### Task description
Each entry must appear in the answer exactly as given.

### Input material
####

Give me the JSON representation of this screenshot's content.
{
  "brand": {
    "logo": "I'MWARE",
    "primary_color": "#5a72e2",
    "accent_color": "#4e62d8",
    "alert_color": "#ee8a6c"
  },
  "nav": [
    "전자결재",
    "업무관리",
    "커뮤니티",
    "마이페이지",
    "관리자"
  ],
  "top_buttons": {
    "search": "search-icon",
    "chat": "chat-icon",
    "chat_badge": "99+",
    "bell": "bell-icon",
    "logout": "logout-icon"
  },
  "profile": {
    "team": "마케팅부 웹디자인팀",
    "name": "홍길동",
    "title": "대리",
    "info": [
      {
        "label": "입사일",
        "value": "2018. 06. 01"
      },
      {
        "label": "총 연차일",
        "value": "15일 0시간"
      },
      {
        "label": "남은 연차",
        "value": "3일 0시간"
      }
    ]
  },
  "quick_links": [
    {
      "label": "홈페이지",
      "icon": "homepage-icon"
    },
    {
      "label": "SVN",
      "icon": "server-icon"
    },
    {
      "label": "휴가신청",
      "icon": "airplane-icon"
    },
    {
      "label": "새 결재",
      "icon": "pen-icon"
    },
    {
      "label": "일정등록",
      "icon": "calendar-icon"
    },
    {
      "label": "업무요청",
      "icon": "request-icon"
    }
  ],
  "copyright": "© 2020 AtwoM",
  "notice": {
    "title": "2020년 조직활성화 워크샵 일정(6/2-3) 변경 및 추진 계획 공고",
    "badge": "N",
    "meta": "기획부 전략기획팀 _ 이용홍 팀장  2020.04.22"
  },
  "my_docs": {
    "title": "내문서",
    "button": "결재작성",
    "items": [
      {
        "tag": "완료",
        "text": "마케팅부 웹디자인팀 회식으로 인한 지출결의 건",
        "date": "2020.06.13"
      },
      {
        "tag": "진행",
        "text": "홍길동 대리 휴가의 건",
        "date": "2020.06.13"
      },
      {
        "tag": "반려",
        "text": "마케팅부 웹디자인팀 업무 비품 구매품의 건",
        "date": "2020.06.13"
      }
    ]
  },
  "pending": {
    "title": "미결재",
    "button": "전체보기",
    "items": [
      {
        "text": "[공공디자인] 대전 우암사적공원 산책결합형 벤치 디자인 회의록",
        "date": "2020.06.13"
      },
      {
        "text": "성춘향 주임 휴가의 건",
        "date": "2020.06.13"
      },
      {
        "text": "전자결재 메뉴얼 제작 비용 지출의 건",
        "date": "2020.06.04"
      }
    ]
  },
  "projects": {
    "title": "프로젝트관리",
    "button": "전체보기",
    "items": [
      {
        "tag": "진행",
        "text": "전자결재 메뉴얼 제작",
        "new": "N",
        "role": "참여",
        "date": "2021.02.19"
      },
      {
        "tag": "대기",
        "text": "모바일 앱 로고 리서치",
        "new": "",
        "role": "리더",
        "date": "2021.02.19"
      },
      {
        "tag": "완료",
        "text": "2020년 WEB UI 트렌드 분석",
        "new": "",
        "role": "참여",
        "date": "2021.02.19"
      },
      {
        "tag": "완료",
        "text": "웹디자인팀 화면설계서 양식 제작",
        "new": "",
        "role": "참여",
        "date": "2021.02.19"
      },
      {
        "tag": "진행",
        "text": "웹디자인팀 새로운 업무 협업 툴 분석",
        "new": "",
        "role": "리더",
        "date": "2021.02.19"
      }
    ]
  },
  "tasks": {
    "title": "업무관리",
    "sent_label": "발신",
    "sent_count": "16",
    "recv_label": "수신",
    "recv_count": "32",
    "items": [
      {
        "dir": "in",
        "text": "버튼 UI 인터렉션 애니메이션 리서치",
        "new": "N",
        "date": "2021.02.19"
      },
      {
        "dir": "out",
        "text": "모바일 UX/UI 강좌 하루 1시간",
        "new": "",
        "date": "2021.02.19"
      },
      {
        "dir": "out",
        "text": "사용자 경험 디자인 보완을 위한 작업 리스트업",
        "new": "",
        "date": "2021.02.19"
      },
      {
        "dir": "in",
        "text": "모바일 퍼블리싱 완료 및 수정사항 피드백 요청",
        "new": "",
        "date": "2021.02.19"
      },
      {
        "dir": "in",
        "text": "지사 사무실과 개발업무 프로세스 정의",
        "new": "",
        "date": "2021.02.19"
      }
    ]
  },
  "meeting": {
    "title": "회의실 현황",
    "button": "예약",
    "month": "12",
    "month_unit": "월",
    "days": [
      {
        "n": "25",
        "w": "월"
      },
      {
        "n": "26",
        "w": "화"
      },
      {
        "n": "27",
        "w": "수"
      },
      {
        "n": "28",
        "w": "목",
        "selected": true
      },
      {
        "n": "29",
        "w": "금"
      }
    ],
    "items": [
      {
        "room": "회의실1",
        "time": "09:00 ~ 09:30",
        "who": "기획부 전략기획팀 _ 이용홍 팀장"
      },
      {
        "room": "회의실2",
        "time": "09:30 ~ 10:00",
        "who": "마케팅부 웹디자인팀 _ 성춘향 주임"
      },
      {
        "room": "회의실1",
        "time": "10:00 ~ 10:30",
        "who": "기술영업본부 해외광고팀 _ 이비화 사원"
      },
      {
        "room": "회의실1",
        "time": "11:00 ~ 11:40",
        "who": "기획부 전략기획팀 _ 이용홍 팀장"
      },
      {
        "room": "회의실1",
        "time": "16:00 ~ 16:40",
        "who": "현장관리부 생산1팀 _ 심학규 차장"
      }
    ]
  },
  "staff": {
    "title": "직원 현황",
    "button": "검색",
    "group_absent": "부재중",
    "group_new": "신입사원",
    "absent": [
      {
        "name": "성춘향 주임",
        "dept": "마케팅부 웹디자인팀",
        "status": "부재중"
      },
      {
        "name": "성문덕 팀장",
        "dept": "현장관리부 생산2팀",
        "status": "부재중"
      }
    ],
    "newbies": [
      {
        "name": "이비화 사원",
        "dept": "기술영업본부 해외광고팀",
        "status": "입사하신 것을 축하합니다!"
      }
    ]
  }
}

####

### Solved exercise
Give me the JSON representation of this screenshot's content.
{
  "brand": {
    "logo": "I'MWARE",
    "primary_color": "#5a72e2",
    "accent_color": "#4e62d8",
    "alert_color": "#ee8a6c"
  },
  "nav": [
    "전자결재",
    "업무관리",
    "커뮤니티",
    "마이페이지",
    "관리자"
  ],
  "top_buttons": {
    "search": "search-icon",
    "chat": "chat-icon",
    "chat_badge": "99+",
    "bell": "bell-icon",
    "logout": "logout-icon"
  },
  "profile": {
    "team": "마케팅부 웹디자인팀",
    "name": "홍길동",
    "title": "대리",
    "info": [
      {
        "label": "입사일",
        "value": "2018. 06. 01"
      },
      {
        "label": "총 연차일",
        "value": "15일 0시간"
      },
      {
        "label": "남은 연차",
        "value": "3일 0시간"
      }
    ]
  },
  "quick_links": [
    {
      "label": "홈페이지",
      "icon": "homepage-icon"
    },
    {
      "label": "SVN",
      "icon": "server-icon"
    },
    {
      "label": "휴가신청",
      "icon": "airplane-icon"
    },
    {
      "label": "새 결재",
      "icon": "pen-icon"
    },
    {
      "label": "일정등록",
      "icon": "calendar-icon"
    },
    {
      "label": "업무요청",
      "icon": "request-icon"
    }
  ],
  "copyright": "© 2020 AtwoM",
  "notice": {
    "title": "2020년 조직활성화 워크샵 일정(6/2-3) 변경 및 추진 계획 공고",
    "badge": "N",
    "meta": "기획부 전략기획팀 _ 이용홍 팀장  2020.04.22"
  },
  "my_docs": {
    "title": "내문서",
    "button": "결재작성",
    "items": [
      {
        "tag": "완료",
        "text": "마케팅부 웹디자인팀 회식으로 인한 지출결의 건",
        "date": "2020.06.13"
      },
      {
        "tag": "진행",
        "text": "홍길동 대리 휴가의 건",
        "date": "2020.06.13"
      },
      {
        "tag": "반려",
        "text": "마케팅부 웹디자인팀 업무 비품 구매품의 건",
        "date": "2020.06.13"
      }
    ]
  },
  "pending": {
    "title": "미결재",
    "button": "전체보기",
    "items": [
      {
        "text": "[공공디자인] 대전 우암사적공원 산책결합형 벤치 디자인 회의록",
        "date": "2020.06.13"
      },
      {
        "text": "성춘향 주임 휴가의 건",
        "date": "2020.06.13"
      },
      {
        "text": "전자결재 메뉴얼 제작 비용 지출의 건",
        "date": "2020.06.04"
      }
    ]
  },
  "projects": {
    "title": "프로젝트관리",
    "button": "전체보기",
    "items": [
      {
        "tag": "진행",
        "text": "전자결재 메뉴얼 제작",
        "new": "N",
        "role": "참여",
        "date": "2021.02.19"
      },
      {
        "tag": "대기",
        "text": "모바일 앱 로고 리서치",
        "new": "",
        "role": "리더",
        "date": "2021.02.19"
      },
      {
        "tag": "완료",
        "text": "2020년 WEB UI 트렌드 분석",
        "new": "",
        "role": "참여",
        "date": "2021.02.19"
      },
      {
        "tag": "완료",
        "text": "웹디자인팀 화면설계서 양식 제작",
        "new": "",
        "role": "참여",
        "date": "2021.02.19"
      },
      {
        "tag": "진행",
        "text": "웹디자인팀 새로운 업무 협업 툴 분석",
        "new": "",
        "role": "리더",
        "date": "2021.02.19"
      }
    ]
  },
  "tasks": {
    "title": "업무관리",
    "sent_label": "발신",
    "sent_count": "16",
    "recv_label": "수신",
    "recv_count": "32",
    "items": [
      {
        "dir": "in",
        "text": "버튼 UI 인터렉션 애니메이션 리서치",
        "new": "N",
        "date": "2021.02.19"
      },
      {
        "dir": "out",
        "text": "모바일 UX/UI 강좌 하루 1시간",
        "new": "",
        "date": "2021.02.19"
      },
      {
        "dir": "out",
        "text": "사용자 경험 디자인 보완을 위한 작업 리스트업",
        "new": "",
        "date": "2021.02.19"
      },
      {
        "dir": "in",
        "text": "모바일 퍼블리싱 완료 및 수정사항 피드백 요청",
        "new": "",
        "date": "2021.02.19"
      },
      {
        "dir": "in",
        "text": "지사 사무실과 개발업무 프로세스 정의",
        "new": "",
        "date": "2021.02.19"
      }
    ]
  },
  "meeting": {
    "title": "회의실 현황",
    "button": "예약",
    "month": "12",
    "month_unit": "월",
    "days": [
      {
        "n": "25",
        "w": "월"
      },
      {
        "n": "26",
        "w": "화"
      },
      {
        "n": "27",
        "w": "수"
      },
      {
        "n": "28",
        "w": "목",
        "selected": true
      },
      {
        "n": "29",
        "w": "금"
      }
    ],
    "items": [
      {
        "room": "회의실1",
        "time": "09:00 ~ 09:30",
        "who": "기획부 전략기획팀 _ 이용홍 팀장"
      },
      {
        "room": "회의실2",
        "time": "09:30 ~ 10:00",
        "who": "마케팅부 웹디자인팀 _ 성춘향 주임"
      },
      {
        "room": "회의실1",
        "time": "10:00 ~ 10:30",
        "who": "기술영업본부 해외광고팀 _ 이비화 사원"
      },
      {
        "room": "회의실1",
        "time": "11:00 ~ 11:40",
        "who": "기획부 전략기획팀 _ 이용홍 팀장"
      },
      {
        "room": "회의실1",
        "time": "16:00 ~ 16:40",
        "who": "현장관리부 생산1팀 _ 심학규 차장"
      }
    ]
  },
  "staff": {
    "title": "직원 현황",
    "button": "검색",
    "group_absent": "부재중",
    "group_new": "신입사원",
    "absent": [
      {
        "name": "성춘향 주임",
        "dept": "마케팅부 웹디자인팀",
        "status": "부재중"
      },
      {
        "name": "성문덕 팀장",
        "dept": "현장관리부 생산2팀",
        "status": "부재중"
      }
    ],
    "newbies": [
      {
        "name": "이비화 사원",
        "dept": "기술영업본부 해외광고팀",
        "status": "입사하신 것을 축하합니다!"
      }
    ]
  }
}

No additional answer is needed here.